■ Exercise input ■
-.-.-

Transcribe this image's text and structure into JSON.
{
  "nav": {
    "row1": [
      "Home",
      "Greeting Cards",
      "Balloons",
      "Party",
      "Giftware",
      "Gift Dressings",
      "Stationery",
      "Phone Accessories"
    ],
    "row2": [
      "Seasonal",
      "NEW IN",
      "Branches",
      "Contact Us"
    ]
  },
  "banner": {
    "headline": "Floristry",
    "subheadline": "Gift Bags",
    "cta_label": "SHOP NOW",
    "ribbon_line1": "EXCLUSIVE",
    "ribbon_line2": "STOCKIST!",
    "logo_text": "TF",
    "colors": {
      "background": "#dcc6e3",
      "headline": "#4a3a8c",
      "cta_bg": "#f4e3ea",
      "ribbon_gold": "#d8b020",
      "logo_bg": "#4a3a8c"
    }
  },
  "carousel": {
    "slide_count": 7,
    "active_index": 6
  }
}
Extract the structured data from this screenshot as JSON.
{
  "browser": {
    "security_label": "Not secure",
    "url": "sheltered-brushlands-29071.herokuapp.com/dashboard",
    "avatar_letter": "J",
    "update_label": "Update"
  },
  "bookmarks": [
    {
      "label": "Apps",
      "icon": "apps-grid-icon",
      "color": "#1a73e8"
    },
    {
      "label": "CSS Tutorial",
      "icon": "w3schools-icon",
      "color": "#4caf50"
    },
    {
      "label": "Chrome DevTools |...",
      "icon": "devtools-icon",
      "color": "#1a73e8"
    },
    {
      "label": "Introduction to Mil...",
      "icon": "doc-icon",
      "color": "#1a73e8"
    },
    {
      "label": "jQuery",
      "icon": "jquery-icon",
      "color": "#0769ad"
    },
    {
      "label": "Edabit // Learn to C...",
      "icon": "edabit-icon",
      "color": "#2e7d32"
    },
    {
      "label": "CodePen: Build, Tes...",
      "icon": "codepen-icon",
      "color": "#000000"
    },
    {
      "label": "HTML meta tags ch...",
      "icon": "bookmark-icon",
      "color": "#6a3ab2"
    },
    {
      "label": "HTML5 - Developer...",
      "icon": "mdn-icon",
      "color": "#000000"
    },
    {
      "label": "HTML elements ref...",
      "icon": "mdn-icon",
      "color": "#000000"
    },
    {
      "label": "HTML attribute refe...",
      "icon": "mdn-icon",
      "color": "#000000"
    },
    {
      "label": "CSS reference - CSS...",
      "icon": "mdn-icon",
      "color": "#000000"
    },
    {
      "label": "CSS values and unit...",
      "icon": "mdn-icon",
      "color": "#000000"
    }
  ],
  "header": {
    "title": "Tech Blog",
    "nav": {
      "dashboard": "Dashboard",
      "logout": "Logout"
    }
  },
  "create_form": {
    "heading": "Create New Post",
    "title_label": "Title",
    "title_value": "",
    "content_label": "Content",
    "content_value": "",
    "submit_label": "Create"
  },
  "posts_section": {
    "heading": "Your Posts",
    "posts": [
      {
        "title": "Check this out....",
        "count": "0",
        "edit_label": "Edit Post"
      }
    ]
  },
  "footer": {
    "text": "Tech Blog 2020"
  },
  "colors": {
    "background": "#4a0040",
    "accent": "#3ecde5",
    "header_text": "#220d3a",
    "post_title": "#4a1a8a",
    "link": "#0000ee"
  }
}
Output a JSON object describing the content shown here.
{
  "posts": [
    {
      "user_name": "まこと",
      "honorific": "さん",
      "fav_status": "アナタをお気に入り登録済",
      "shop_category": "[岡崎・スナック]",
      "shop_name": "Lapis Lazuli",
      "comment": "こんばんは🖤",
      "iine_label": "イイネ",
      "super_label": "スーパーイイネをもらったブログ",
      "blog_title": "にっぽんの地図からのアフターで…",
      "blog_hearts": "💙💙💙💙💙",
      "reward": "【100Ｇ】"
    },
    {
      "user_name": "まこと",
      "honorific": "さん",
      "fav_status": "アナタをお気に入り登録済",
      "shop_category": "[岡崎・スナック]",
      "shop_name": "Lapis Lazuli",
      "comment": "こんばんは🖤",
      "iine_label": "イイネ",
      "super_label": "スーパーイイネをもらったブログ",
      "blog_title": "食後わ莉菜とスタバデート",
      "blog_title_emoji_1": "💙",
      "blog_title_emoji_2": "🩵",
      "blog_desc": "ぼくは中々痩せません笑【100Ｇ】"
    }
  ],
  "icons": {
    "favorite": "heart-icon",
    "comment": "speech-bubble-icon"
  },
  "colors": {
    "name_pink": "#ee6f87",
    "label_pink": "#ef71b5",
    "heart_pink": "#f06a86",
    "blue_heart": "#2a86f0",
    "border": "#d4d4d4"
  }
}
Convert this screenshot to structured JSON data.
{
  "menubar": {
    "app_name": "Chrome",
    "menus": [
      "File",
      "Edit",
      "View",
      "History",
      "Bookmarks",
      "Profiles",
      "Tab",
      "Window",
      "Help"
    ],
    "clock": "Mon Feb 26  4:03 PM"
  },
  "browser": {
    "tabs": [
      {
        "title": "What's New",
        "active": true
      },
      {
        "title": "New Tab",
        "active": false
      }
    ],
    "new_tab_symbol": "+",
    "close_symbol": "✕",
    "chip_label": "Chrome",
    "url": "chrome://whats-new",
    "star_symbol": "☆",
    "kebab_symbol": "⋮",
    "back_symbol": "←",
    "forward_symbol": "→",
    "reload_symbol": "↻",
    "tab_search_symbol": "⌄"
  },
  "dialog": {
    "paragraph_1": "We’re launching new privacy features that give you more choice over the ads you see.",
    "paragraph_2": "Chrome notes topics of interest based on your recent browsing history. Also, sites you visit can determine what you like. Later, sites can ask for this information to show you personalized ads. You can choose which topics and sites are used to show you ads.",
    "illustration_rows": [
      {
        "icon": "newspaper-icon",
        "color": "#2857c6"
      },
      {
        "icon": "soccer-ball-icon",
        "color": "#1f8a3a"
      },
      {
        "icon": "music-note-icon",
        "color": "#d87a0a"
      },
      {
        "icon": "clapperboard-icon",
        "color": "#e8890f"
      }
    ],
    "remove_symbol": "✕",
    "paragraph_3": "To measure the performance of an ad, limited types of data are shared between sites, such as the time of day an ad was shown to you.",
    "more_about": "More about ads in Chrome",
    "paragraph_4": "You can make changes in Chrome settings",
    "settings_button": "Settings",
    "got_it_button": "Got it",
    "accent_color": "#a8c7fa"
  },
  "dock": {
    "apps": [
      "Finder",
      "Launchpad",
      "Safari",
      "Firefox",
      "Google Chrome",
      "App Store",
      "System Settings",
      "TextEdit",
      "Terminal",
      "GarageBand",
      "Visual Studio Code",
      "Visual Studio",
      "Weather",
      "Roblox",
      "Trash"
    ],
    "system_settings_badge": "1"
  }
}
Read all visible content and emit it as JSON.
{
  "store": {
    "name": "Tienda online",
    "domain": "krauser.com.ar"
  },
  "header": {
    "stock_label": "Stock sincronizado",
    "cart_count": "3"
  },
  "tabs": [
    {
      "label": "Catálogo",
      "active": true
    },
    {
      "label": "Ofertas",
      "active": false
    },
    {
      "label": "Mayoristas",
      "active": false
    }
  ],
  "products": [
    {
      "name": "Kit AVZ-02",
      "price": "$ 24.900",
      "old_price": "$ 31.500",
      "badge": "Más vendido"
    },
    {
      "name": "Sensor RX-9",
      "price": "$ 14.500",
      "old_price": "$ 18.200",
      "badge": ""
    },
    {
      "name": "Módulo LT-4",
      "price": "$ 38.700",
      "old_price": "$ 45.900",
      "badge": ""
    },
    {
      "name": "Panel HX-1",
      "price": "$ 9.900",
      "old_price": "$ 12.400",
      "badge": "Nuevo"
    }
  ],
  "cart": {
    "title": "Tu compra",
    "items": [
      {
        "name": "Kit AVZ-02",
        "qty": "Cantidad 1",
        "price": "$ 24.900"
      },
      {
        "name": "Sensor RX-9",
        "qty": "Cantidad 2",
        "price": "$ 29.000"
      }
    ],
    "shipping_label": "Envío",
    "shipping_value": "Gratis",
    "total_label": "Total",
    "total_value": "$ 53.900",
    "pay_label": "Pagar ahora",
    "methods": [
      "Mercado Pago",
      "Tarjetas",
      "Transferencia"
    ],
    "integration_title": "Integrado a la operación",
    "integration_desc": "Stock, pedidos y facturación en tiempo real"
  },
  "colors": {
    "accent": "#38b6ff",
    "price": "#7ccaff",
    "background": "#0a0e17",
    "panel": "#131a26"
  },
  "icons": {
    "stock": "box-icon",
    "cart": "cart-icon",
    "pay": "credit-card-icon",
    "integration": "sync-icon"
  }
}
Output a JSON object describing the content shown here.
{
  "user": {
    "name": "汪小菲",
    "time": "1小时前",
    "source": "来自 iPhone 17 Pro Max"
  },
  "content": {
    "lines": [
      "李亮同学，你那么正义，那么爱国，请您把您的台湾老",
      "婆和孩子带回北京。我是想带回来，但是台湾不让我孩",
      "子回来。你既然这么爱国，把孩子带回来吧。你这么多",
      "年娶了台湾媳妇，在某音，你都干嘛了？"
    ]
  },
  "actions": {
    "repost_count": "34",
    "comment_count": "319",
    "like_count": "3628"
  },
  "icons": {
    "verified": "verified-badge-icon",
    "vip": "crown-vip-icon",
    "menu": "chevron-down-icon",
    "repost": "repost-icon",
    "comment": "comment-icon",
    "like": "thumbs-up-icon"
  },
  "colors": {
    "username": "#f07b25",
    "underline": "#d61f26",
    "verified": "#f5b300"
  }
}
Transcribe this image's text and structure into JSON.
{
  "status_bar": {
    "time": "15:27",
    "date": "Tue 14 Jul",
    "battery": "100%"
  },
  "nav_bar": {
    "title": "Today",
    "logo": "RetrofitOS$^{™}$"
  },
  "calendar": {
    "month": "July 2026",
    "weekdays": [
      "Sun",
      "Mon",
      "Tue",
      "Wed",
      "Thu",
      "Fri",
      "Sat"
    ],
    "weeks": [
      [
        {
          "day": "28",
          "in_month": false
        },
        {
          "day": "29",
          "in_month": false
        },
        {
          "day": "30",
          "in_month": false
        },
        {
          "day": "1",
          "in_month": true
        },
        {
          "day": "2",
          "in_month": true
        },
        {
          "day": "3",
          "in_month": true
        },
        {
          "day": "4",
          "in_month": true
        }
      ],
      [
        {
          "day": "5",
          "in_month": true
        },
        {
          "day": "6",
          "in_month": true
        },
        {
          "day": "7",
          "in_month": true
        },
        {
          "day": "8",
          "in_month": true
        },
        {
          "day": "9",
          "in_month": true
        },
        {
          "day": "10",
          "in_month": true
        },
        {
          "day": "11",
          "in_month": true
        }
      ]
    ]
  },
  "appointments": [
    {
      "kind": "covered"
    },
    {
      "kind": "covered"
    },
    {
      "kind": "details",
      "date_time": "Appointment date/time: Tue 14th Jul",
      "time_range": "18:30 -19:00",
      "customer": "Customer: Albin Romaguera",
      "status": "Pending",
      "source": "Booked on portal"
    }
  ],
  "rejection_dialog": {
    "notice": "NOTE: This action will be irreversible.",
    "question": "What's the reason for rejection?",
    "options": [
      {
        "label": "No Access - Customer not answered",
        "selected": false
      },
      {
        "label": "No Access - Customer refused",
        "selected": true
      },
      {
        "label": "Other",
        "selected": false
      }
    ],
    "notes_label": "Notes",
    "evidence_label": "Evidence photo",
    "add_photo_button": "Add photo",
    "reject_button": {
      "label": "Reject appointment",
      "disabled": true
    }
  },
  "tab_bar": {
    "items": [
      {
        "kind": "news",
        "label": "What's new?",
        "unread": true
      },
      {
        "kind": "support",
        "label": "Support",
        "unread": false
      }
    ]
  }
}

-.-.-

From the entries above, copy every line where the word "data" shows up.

■ Problem solution ■
Extract the structured data from this screenshot as JSON.
Convert this screenshot to structured JSON data.
    "paragraph_3": "To measure the performance of an ad, limited types of data are shared between sites, such as the time of day an ad was shown to you.",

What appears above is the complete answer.